The answer should be one number: how many lines in the records below contain the word "ffffff".

══ Information given

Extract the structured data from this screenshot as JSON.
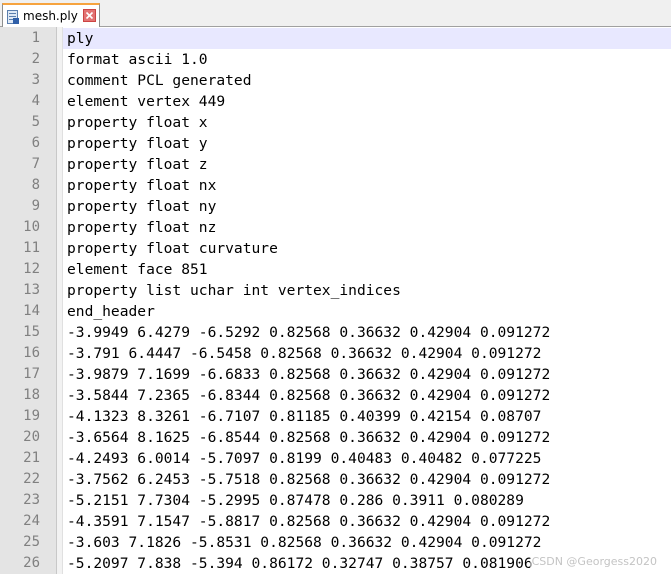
{
  "tab": {
    "title": "mesh.ply",
    "close_icon": "close-icon",
    "file_icon": "file-icon"
  },
  "colors": {
    "current_line": "#e8e8ff",
    "gutter": "#e4e4e4",
    "tab_accent": "#f6a33e",
    "close_button": "#e27373"
  },
  "current_line_index": 0,
  "lines": [
    {
      "num": "1",
      "text": "ply"
    },
    {
      "num": "2",
      "text": "format ascii 1.0"
    },
    {
      "num": "3",
      "text": "comment PCL generated"
    },
    {
      "num": "4",
      "text": "element vertex 449"
    },
    {
      "num": "5",
      "text": "property float x"
    },
    {
      "num": "6",
      "text": "property float y"
    },
    {
      "num": "7",
      "text": "property float z"
    },
    {
      "num": "8",
      "text": "property float nx"
    },
    {
      "num": "9",
      "text": "property float ny"
    },
    {
      "num": "10",
      "text": "property float nz"
    },
    {
      "num": "11",
      "text": "property float curvature"
    },
    {
      "num": "12",
      "text": "element face 851"
    },
    {
      "num": "13",
      "text": "property list uchar int vertex_indices"
    },
    {
      "num": "14",
      "text": "end_header"
    },
    {
      "num": "15",
      "text": "-3.9949 6.4279 -6.5292 0.82568 0.36632 0.42904 0.091272"
    },
    {
      "num": "16",
      "text": "-3.791 6.4447 -6.5458 0.82568 0.36632 0.42904 0.091272"
    },
    {
      "num": "17",
      "text": "-3.9879 7.1699 -6.6833 0.82568 0.36632 0.42904 0.091272"
    },
    {
      "num": "18",
      "text": "-3.5844 7.2365 -6.8344 0.82568 0.36632 0.42904 0.091272"
    },
    {
      "num": "19",
      "text": "-4.1323 8.3261 -6.7107 0.81185 0.40399 0.42154 0.08707"
    },
    {
      "num": "20",
      "text": "-3.6564 8.1625 -6.8544 0.82568 0.36632 0.42904 0.091272"
    },
    {
      "num": "21",
      "text": "-4.2493 6.0014 -5.7097 0.8199 0.40483 0.40482 0.077225"
    },
    {
      "num": "22",
      "text": "-3.7562 6.2453 -5.7518 0.82568 0.36632 0.42904 0.091272"
    },
    {
      "num": "23",
      "text": "-5.2151 7.7304 -5.2995 0.87478 0.286 0.3911 0.080289"
    },
    {
      "num": "24",
      "text": "-4.3591 7.1547 -5.8817 0.82568 0.36632 0.42904 0.091272"
    },
    {
      "num": "25",
      "text": "-3.603 7.1826 -5.8531 0.82568 0.36632 0.42904 0.091272"
    },
    {
      "num": "26",
      "text": "-5.2097 7.838 -5.394 0.86172 0.32747 0.38757 0.081906"
    }
  ],
  "watermark": "CSDN @Georgess2020"
}
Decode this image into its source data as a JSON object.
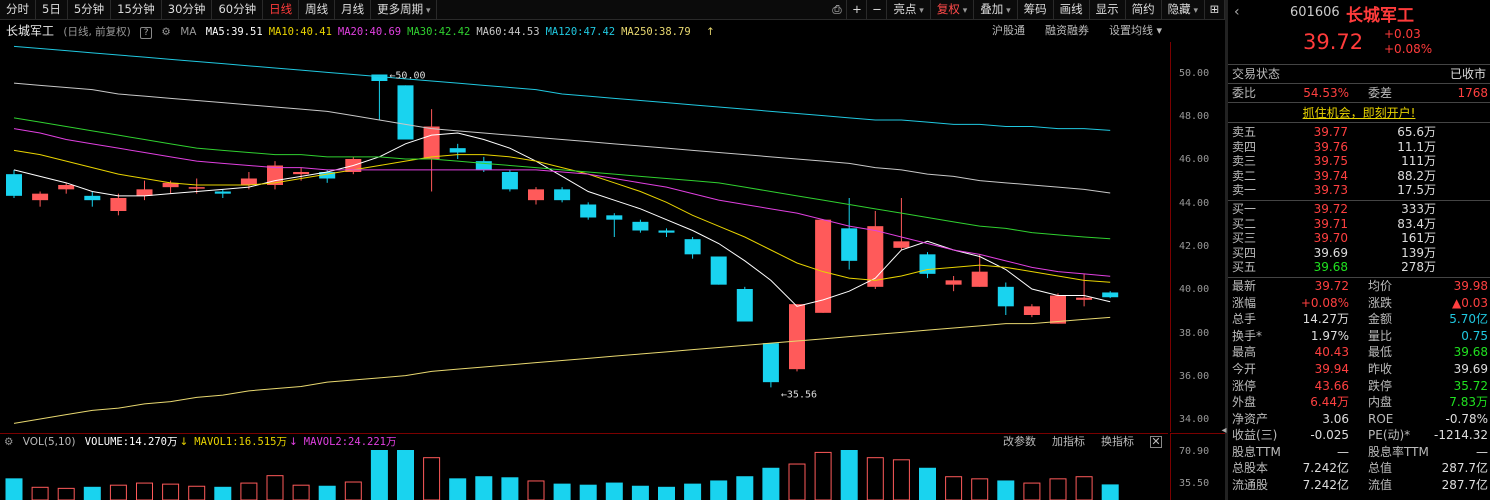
{
  "toolbar": {
    "left": [
      "分时",
      "5日",
      "5分钟",
      "15分钟",
      "30分钟",
      "60分钟",
      "日线",
      "周线",
      "月线",
      "更多周期"
    ],
    "active": "日线",
    "right": [
      "亮点",
      "复权",
      "叠加",
      "筹码",
      "画线",
      "显示",
      "简约",
      "隐藏"
    ]
  },
  "chart_header": {
    "name": "长城军工",
    "mode": "(日线, 前复权)",
    "help": "?",
    "ma_label": "MA",
    "ma": [
      {
        "text": "MA5:39.51",
        "color": "#ffffff"
      },
      {
        "text": "MA10:40.41",
        "color": "#e8d300"
      },
      {
        "text": "MA20:40.69",
        "color": "#e040e0"
      },
      {
        "text": "MA30:42.42",
        "color": "#30d030"
      },
      {
        "text": "MA60:44.53",
        "color": "#c8c8c8"
      },
      {
        "text": "MA120:47.42",
        "color": "#20c8e0"
      },
      {
        "text": "MA250:38.79",
        "color": "#e8d870"
      }
    ],
    "links": [
      "沪股通",
      "融资融券",
      "设置均线"
    ]
  },
  "price_axis": [
    "50.00",
    "48.00",
    "46.00",
    "44.00",
    "42.00",
    "40.00",
    "38.00",
    "36.00",
    "34.00"
  ],
  "annotations": {
    "high": "50.00",
    "low": "35.56"
  },
  "volume_header": {
    "title": "VOL(5,10)",
    "items": [
      {
        "text": "VOLUME:14.270万",
        "color": "#ffffff"
      },
      {
        "text": "MAVOL1:16.515万",
        "color": "#e8d300"
      },
      {
        "text": "MAVOL2:24.221万",
        "color": "#e040e0"
      }
    ],
    "links": [
      "改参数",
      "加指标",
      "换指标"
    ]
  },
  "volume_axis": [
    "70.90",
    "35.50"
  ],
  "panel": {
    "code": "601606",
    "name": "长城军工",
    "price": "39.72",
    "change": "+0.03",
    "change_pct": "+0.08%",
    "status_label": "交易状态",
    "status_value": "已收市",
    "ratio_label": "委比",
    "ratio_value": "54.53%",
    "diff_label": "委差",
    "diff_value": "1768",
    "banner": "抓住机会，即刻开户!",
    "sells": [
      {
        "label": "卖五",
        "price": "39.77",
        "vol": "65.6万"
      },
      {
        "label": "卖四",
        "price": "39.76",
        "vol": "11.1万"
      },
      {
        "label": "卖三",
        "price": "39.75",
        "vol": "111万"
      },
      {
        "label": "卖二",
        "price": "39.74",
        "vol": "88.2万"
      },
      {
        "label": "卖一",
        "price": "39.73",
        "vol": "17.5万"
      }
    ],
    "buys": [
      {
        "label": "买一",
        "price": "39.72",
        "vol": "333万",
        "color": "#ff4040"
      },
      {
        "label": "买二",
        "price": "39.71",
        "vol": "83.4万",
        "color": "#ff4040"
      },
      {
        "label": "买三",
        "price": "39.70",
        "vol": "161万",
        "color": "#ff4040"
      },
      {
        "label": "买四",
        "price": "39.69",
        "vol": "139万",
        "color": "#dddddd"
      },
      {
        "label": "买五",
        "price": "39.68",
        "vol": "278万",
        "color": "#20e020"
      }
    ],
    "quotes": [
      {
        "l1": "最新",
        "v1": "39.72",
        "c1": "#ff4040",
        "l2": "均价",
        "v2": "39.98",
        "c2": "#ff4040"
      },
      {
        "l1": "涨幅",
        "v1": "+0.08%",
        "c1": "#ff4040",
        "l2": "涨跌",
        "v2": "▲0.03",
        "c2": "#ff4040"
      },
      {
        "l1": "总手",
        "v1": "14.27万",
        "c1": "#dddddd",
        "l2": "金额",
        "v2": "5.70亿",
        "c2": "#20c8e0"
      },
      {
        "l1": "换手*",
        "v1": "1.97%",
        "c1": "#dddddd",
        "l2": "量比",
        "v2": "0.75",
        "c2": "#20c8e0"
      },
      {
        "l1": "最高",
        "v1": "40.43",
        "c1": "#ff4040",
        "l2": "最低",
        "v2": "39.68",
        "c2": "#20e020"
      },
      {
        "l1": "今开",
        "v1": "39.94",
        "c1": "#ff4040",
        "l2": "昨收",
        "v2": "39.69",
        "c2": "#dddddd"
      },
      {
        "l1": "涨停",
        "v1": "43.66",
        "c1": "#ff4040",
        "l2": "跌停",
        "v2": "35.72",
        "c2": "#20e020"
      },
      {
        "l1": "外盘",
        "v1": "6.44万",
        "c1": "#ff4040",
        "l2": "内盘",
        "v2": "7.83万",
        "c2": "#20e020"
      },
      {
        "l1": "净资产",
        "v1": "3.06",
        "c1": "#dddddd",
        "l2": "ROE",
        "v2": "-0.78%",
        "c2": "#dddddd"
      },
      {
        "l1": "收益(三)",
        "v1": "-0.025",
        "c1": "#dddddd",
        "l2": "PE(动)*",
        "v2": "-1214.32",
        "c2": "#dddddd"
      },
      {
        "l1": "股息TTM",
        "v1": "—",
        "c1": "#dddddd",
        "l2": "股息率TTM",
        "v2": "—",
        "c2": "#dddddd"
      },
      {
        "l1": "总股本",
        "v1": "7.242亿",
        "c1": "#dddddd",
        "l2": "总值",
        "v2": "287.7亿",
        "c2": "#dddddd"
      },
      {
        "l1": "流通股",
        "v1": "7.242亿",
        "c1": "#dddddd",
        "l2": "流值",
        "v2": "287.7亿",
        "c2": "#dddddd"
      }
    ]
  },
  "colors": {
    "up": "#ff5a5a",
    "down": "#19d3ef",
    "ma5": "#ffffff",
    "ma10": "#e8d300",
    "ma20": "#e040e0",
    "ma30": "#30d030",
    "ma60": "#c8c8c8",
    "ma120": "#20c8e0",
    "ma250": "#e8d870"
  },
  "chart_data": {
    "type": "candlestick",
    "ylim": [
      33.5,
      51.5
    ],
    "candles": [
      {
        "o": 45.4,
        "c": 44.4,
        "h": 45.6,
        "l": 44.3
      },
      {
        "o": 44.2,
        "c": 44.5,
        "h": 44.6,
        "l": 43.9
      },
      {
        "o": 44.7,
        "c": 44.9,
        "h": 45.0,
        "l": 44.5
      },
      {
        "o": 44.4,
        "c": 44.2,
        "h": 44.6,
        "l": 43.9
      },
      {
        "o": 43.7,
        "c": 44.3,
        "h": 44.5,
        "l": 43.5
      },
      {
        "o": 44.4,
        "c": 44.7,
        "h": 45.1,
        "l": 44.2
      },
      {
        "o": 44.8,
        "c": 45.0,
        "h": 45.1,
        "l": 44.5
      },
      {
        "o": 44.8,
        "c": 44.8,
        "h": 45.2,
        "l": 44.5
      },
      {
        "o": 44.6,
        "c": 44.5,
        "h": 44.7,
        "l": 44.3
      },
      {
        "o": 44.9,
        "c": 45.2,
        "h": 45.5,
        "l": 44.7
      },
      {
        "o": 44.9,
        "c": 45.8,
        "h": 46.0,
        "l": 44.7
      },
      {
        "o": 45.4,
        "c": 45.5,
        "h": 45.7,
        "l": 45.1
      },
      {
        "o": 45.5,
        "c": 45.2,
        "h": 45.6,
        "l": 45.0
      },
      {
        "o": 45.5,
        "c": 46.1,
        "h": 46.2,
        "l": 45.4
      },
      {
        "o": 50.0,
        "c": 49.7,
        "h": 50.0,
        "l": 47.9
      },
      {
        "o": 49.5,
        "c": 47.0,
        "h": 49.5,
        "l": 47.0
      },
      {
        "o": 46.1,
        "c": 47.6,
        "h": 48.4,
        "l": 44.6
      },
      {
        "o": 46.6,
        "c": 46.4,
        "h": 46.8,
        "l": 46.1
      },
      {
        "o": 46.0,
        "c": 45.6,
        "h": 46.2,
        "l": 45.5
      },
      {
        "o": 45.5,
        "c": 44.7,
        "h": 45.6,
        "l": 44.6
      },
      {
        "o": 44.2,
        "c": 44.7,
        "h": 44.8,
        "l": 44.0
      },
      {
        "o": 44.7,
        "c": 44.2,
        "h": 44.8,
        "l": 44.1
      },
      {
        "o": 44.0,
        "c": 43.4,
        "h": 44.1,
        "l": 43.3
      },
      {
        "o": 43.5,
        "c": 43.3,
        "h": 43.6,
        "l": 42.5
      },
      {
        "o": 43.2,
        "c": 42.8,
        "h": 43.3,
        "l": 42.7
      },
      {
        "o": 42.8,
        "c": 42.7,
        "h": 42.9,
        "l": 42.5
      },
      {
        "o": 42.4,
        "c": 41.7,
        "h": 42.5,
        "l": 41.5
      },
      {
        "o": 41.6,
        "c": 40.3,
        "h": 41.6,
        "l": 40.3
      },
      {
        "o": 40.1,
        "c": 38.6,
        "h": 40.2,
        "l": 38.6
      },
      {
        "o": 37.6,
        "c": 35.8,
        "h": 37.6,
        "l": 35.56
      },
      {
        "o": 36.4,
        "c": 39.4,
        "h": 39.4,
        "l": 36.3
      },
      {
        "o": 39.0,
        "c": 43.3,
        "h": 43.3,
        "l": 39.0
      },
      {
        "o": 42.9,
        "c": 41.4,
        "h": 44.3,
        "l": 41.0
      },
      {
        "o": 40.2,
        "c": 43.0,
        "h": 43.7,
        "l": 40.1
      },
      {
        "o": 42.0,
        "c": 42.3,
        "h": 44.3,
        "l": 41.9
      },
      {
        "o": 41.7,
        "c": 40.8,
        "h": 41.8,
        "l": 40.6
      },
      {
        "o": 40.3,
        "c": 40.5,
        "h": 40.7,
        "l": 40.0
      },
      {
        "o": 40.2,
        "c": 40.9,
        "h": 41.7,
        "l": 40.2
      },
      {
        "o": 40.2,
        "c": 39.3,
        "h": 40.4,
        "l": 38.9
      },
      {
        "o": 38.9,
        "c": 39.3,
        "h": 39.4,
        "l": 38.8
      },
      {
        "o": 38.5,
        "c": 39.8,
        "h": 39.9,
        "l": 38.5
      },
      {
        "o": 39.6,
        "c": 39.7,
        "h": 40.8,
        "l": 39.3
      },
      {
        "o": 39.94,
        "c": 39.72,
        "h": 40.0,
        "l": 39.68
      }
    ],
    "ma_lines": [
      {
        "name": "MA5",
        "color": "#ffffff",
        "values": [
          45.6,
          45.3,
          45.0,
          44.6,
          44.4,
          44.4,
          44.5,
          44.6,
          44.7,
          44.8,
          45.1,
          45.3,
          45.5,
          45.8,
          46.2,
          46.8,
          47.2,
          47.3,
          47.0,
          46.6,
          46.0,
          45.3,
          44.6,
          44.2,
          43.8,
          43.3,
          42.8,
          42.2,
          41.4,
          40.5,
          39.3,
          39.6,
          40.0,
          40.6,
          41.9,
          42.3,
          41.9,
          41.6,
          41.0,
          40.1,
          39.8,
          39.8,
          39.51
        ]
      },
      {
        "name": "MA10",
        "color": "#e8d300",
        "values": [
          46.5,
          46.3,
          46.0,
          45.7,
          45.4,
          45.2,
          45.0,
          44.9,
          44.9,
          44.9,
          45.0,
          45.2,
          45.4,
          45.6,
          45.8,
          46.0,
          46.2,
          46.3,
          46.3,
          46.2,
          46.0,
          45.7,
          45.4,
          45.0,
          44.6,
          44.1,
          43.5,
          43.0,
          42.5,
          41.9,
          41.3,
          40.9,
          40.6,
          40.5,
          40.7,
          41.0,
          41.1,
          41.2,
          41.1,
          40.9,
          40.7,
          40.5,
          40.41
        ]
      },
      {
        "name": "MA20",
        "color": "#e040e0",
        "values": [
          47.5,
          47.3,
          47.0,
          46.8,
          46.6,
          46.4,
          46.2,
          46.0,
          45.9,
          45.8,
          45.7,
          45.7,
          45.6,
          45.6,
          45.6,
          45.6,
          45.6,
          45.6,
          45.6,
          45.6,
          45.6,
          45.5,
          45.4,
          45.2,
          45.0,
          44.8,
          44.5,
          44.2,
          44.0,
          43.8,
          43.6,
          43.3,
          43.0,
          42.8,
          42.5,
          42.2,
          41.9,
          41.7,
          41.4,
          41.1,
          40.9,
          40.8,
          40.69
        ]
      },
      {
        "name": "MA30",
        "color": "#30d030",
        "values": [
          48.0,
          47.8,
          47.6,
          47.4,
          47.2,
          47.0,
          46.8,
          46.6,
          46.5,
          46.4,
          46.3,
          46.3,
          46.2,
          46.2,
          46.2,
          46.1,
          46.1,
          46.0,
          45.9,
          45.8,
          45.7,
          45.6,
          45.5,
          45.4,
          45.3,
          45.2,
          45.1,
          45.0,
          44.8,
          44.6,
          44.4,
          44.2,
          44.0,
          43.8,
          43.6,
          43.4,
          43.2,
          43.0,
          42.9,
          42.7,
          42.6,
          42.5,
          42.42
        ]
      },
      {
        "name": "MA60",
        "color": "#c8c8c8",
        "values": [
          49.6,
          49.5,
          49.4,
          49.3,
          49.1,
          49.0,
          48.9,
          48.8,
          48.7,
          48.6,
          48.5,
          48.4,
          48.3,
          48.1,
          47.9,
          47.7,
          47.5,
          47.4,
          47.3,
          47.2,
          47.1,
          47.0,
          46.9,
          46.8,
          46.7,
          46.6,
          46.5,
          46.4,
          46.3,
          46.2,
          46.1,
          46.0,
          45.9,
          45.7,
          45.6,
          45.4,
          45.3,
          45.1,
          45.0,
          44.9,
          44.8,
          44.7,
          44.53
        ]
      },
      {
        "name": "MA120",
        "color": "#20c8e0",
        "values": [
          51.3,
          51.2,
          51.1,
          51.0,
          50.9,
          50.8,
          50.7,
          50.6,
          50.5,
          50.4,
          50.3,
          50.2,
          50.1,
          50.0,
          49.9,
          49.8,
          49.7,
          49.6,
          49.5,
          49.4,
          49.3,
          49.1,
          49.0,
          48.9,
          48.8,
          48.7,
          48.6,
          48.5,
          48.4,
          48.3,
          48.2,
          48.1,
          48.0,
          47.9,
          47.9,
          47.8,
          47.7,
          47.7,
          47.6,
          47.6,
          47.5,
          47.5,
          47.42
        ]
      },
      {
        "name": "MA250",
        "color": "#e8d870",
        "values": [
          33.9,
          34.1,
          34.3,
          34.5,
          34.6,
          34.8,
          34.9,
          35.1,
          35.2,
          35.4,
          35.5,
          35.6,
          35.8,
          35.9,
          36.0,
          36.1,
          36.3,
          36.4,
          36.5,
          36.6,
          36.7,
          36.8,
          36.9,
          37.0,
          37.1,
          37.2,
          37.3,
          37.4,
          37.5,
          37.6,
          37.7,
          37.8,
          37.9,
          38.0,
          38.1,
          38.2,
          38.3,
          38.4,
          38.5,
          38.5,
          38.6,
          38.7,
          38.79
        ]
      }
    ],
    "volumes": [
      20,
      12,
      11,
      12,
      14,
      16,
      15,
      13,
      12,
      16,
      23,
      14,
      13,
      17,
      65,
      55,
      40,
      20,
      22,
      21,
      18,
      15,
      14,
      16,
      13,
      12,
      15,
      18,
      22,
      30,
      34,
      45,
      58,
      40,
      38,
      30,
      22,
      20,
      18,
      16,
      20,
      22,
      14.27
    ]
  }
}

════

▶ **Your response**: 4